*** SUPPLIED DATA ***
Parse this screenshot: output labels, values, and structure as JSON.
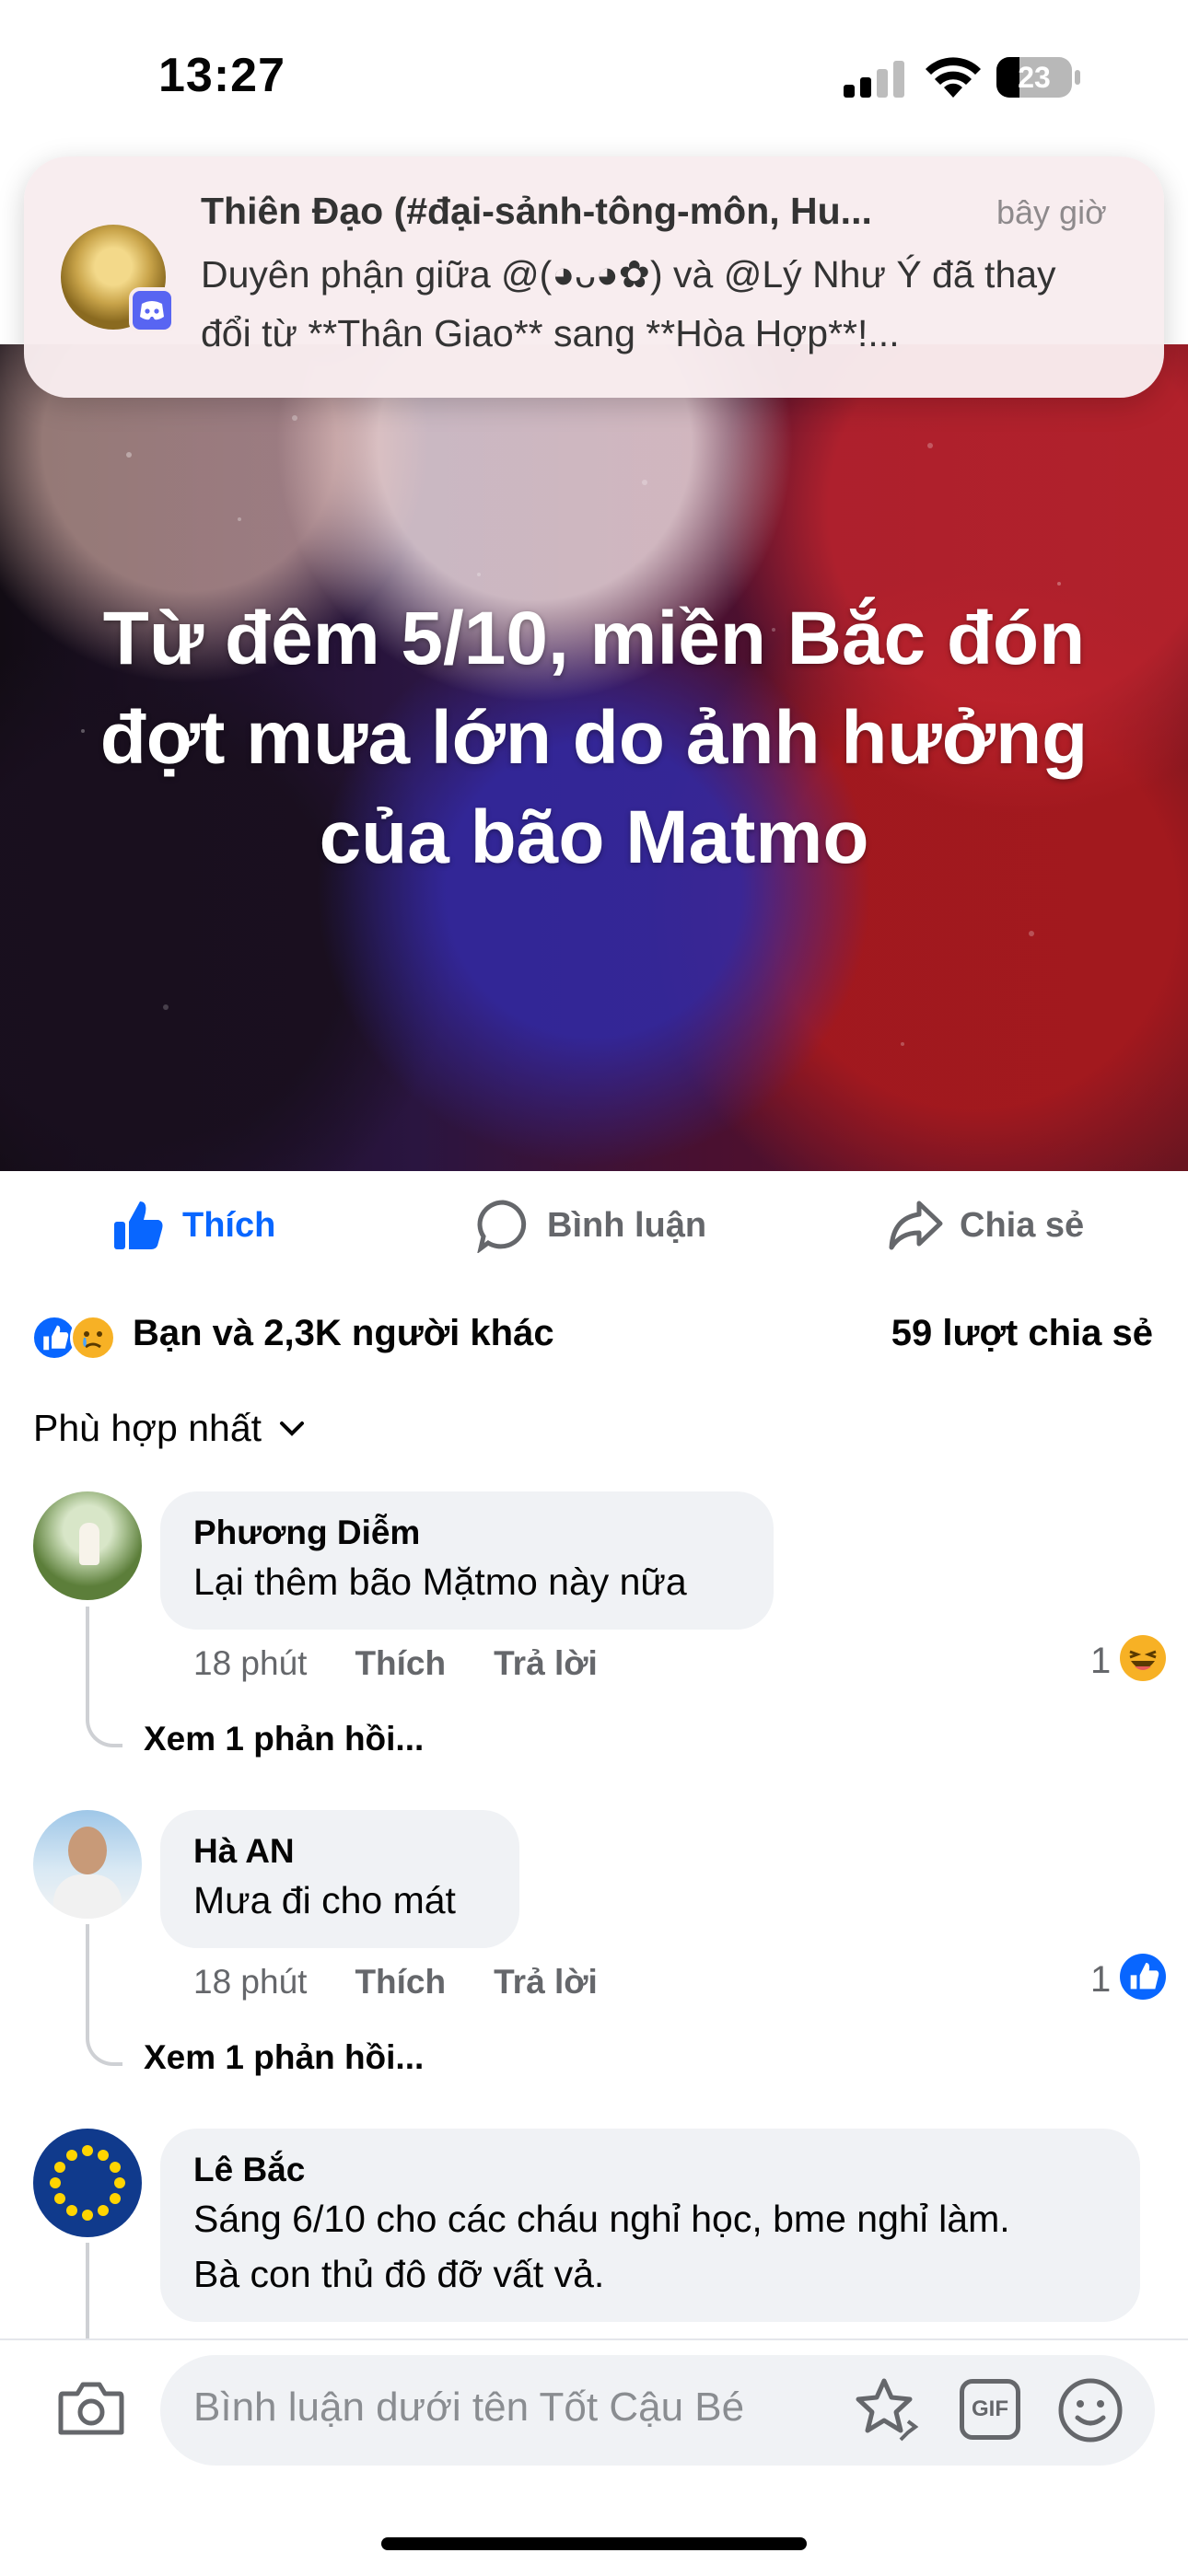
{
  "status_bar": {
    "time": "13:27",
    "battery": "23"
  },
  "notification": {
    "title": "Thiên Đạo (#đại-sảnh-tông-môn, Hu...",
    "time": "bây giờ",
    "body_line1": "Duyên phận giữa @(◕ᴗ◕✿) và @Lý Như Ý đã thay",
    "body_line2": "đổi từ **Thân Giao** sang **Hòa Hợp**!..."
  },
  "post": {
    "headline": "Từ đêm 5/10, miền Bắc đón đợt mưa lớn do ảnh hưởng của bão Matmo"
  },
  "actions": {
    "like": "Thích",
    "comment": "Bình luận",
    "share": "Chia sẻ"
  },
  "summary": {
    "reactions": "Bạn và 2,3K người khác",
    "shares": "59 lượt chia sẻ"
  },
  "sort_label": "Phù hợp nhất",
  "comments": [
    {
      "name": "Phương Diễm",
      "text": "Lại thêm bão Mặtmo này nữa",
      "time": "18 phút",
      "like": "Thích",
      "reply": "Trả lời",
      "reaction_count": "1",
      "reaction_icon": "laugh-icon",
      "view_replies": "Xem 1 phản hồi..."
    },
    {
      "name": "Hà AN",
      "text": "Mưa đi cho mát",
      "time": "18 phút",
      "like": "Thích",
      "reply": "Trả lời",
      "reaction_count": "1",
      "reaction_icon": "like-icon",
      "view_replies": "Xem 1 phản hồi..."
    },
    {
      "name": "Lê Bắc",
      "text_line1": "Sáng 6/10 cho các cháu nghỉ học, bme nghỉ làm.",
      "text_line2": "Bà con thủ đô đỡ vất vả."
    }
  ],
  "composer": {
    "placeholder": "Bình luận dưới tên Tốt Cậu Bé"
  },
  "colors": {
    "accent": "#0866ff",
    "bubble": "#f0f2f5",
    "muted": "#65676b"
  }
}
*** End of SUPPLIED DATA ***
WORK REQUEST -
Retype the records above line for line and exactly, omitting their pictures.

RESPONSE TO THIS EXERCISE -
Parse this screenshot: output labels, values, and structure as JSON.
{
  "status_bar": {
    "time": "13:27",
    "battery": "23"
  },
  "notification": {
    "title": "Thiên Đạo (#đại-sảnh-tông-môn, Hu...",
    "time": "bây giờ",
    "body_line1": "Duyên phận giữa @(◕ᴗ◕✿) và @Lý Như Ý đã thay",
    "body_line2": "đổi từ **Thân Giao** sang **Hòa Hợp**!..."
  },
  "post": {
    "headline": "Từ đêm 5/10, miền Bắc đón đợt mưa lớn do ảnh hưởng của bão Matmo"
  },
  "actions": {
    "like": "Thích",
    "comment": "Bình luận",
    "share": "Chia sẻ"
  },
  "summary": {
    "reactions": "Bạn và 2,3K người khác",
    "shares": "59 lượt chia sẻ"
  },
  "sort_label": "Phù hợp nhất",
  "comments": [
    {
      "name": "Phương Diễm",
      "text": "Lại thêm bão Mặtmo này nữa",
      "time": "18 phút",
      "like": "Thích",
      "reply": "Trả lời",
      "reaction_count": "1",
      "reaction_icon": "laugh-icon",
      "view_replies": "Xem 1 phản hồi..."
    },
    {
      "name": "Hà AN",
      "text": "Mưa đi cho mát",
      "time": "18 phút",
      "like": "Thích",
      "reply": "Trả lời",
      "reaction_count": "1",
      "reaction_icon": "like-icon",
      "view_replies": "Xem 1 phản hồi..."
    },
    {
      "name": "Lê Bắc",
      "text_line1": "Sáng 6/10 cho các cháu nghỉ học, bme nghỉ làm.",
      "text_line2": "Bà con thủ đô đỡ vất vả."
    }
  ],
  "composer": {
    "placeholder": "Bình luận dưới tên Tốt Cậu Bé"
  },
  "colors": {
    "accent": "#0866ff",
    "bubble": "#f0f2f5",
    "muted": "#65676b"
  }
}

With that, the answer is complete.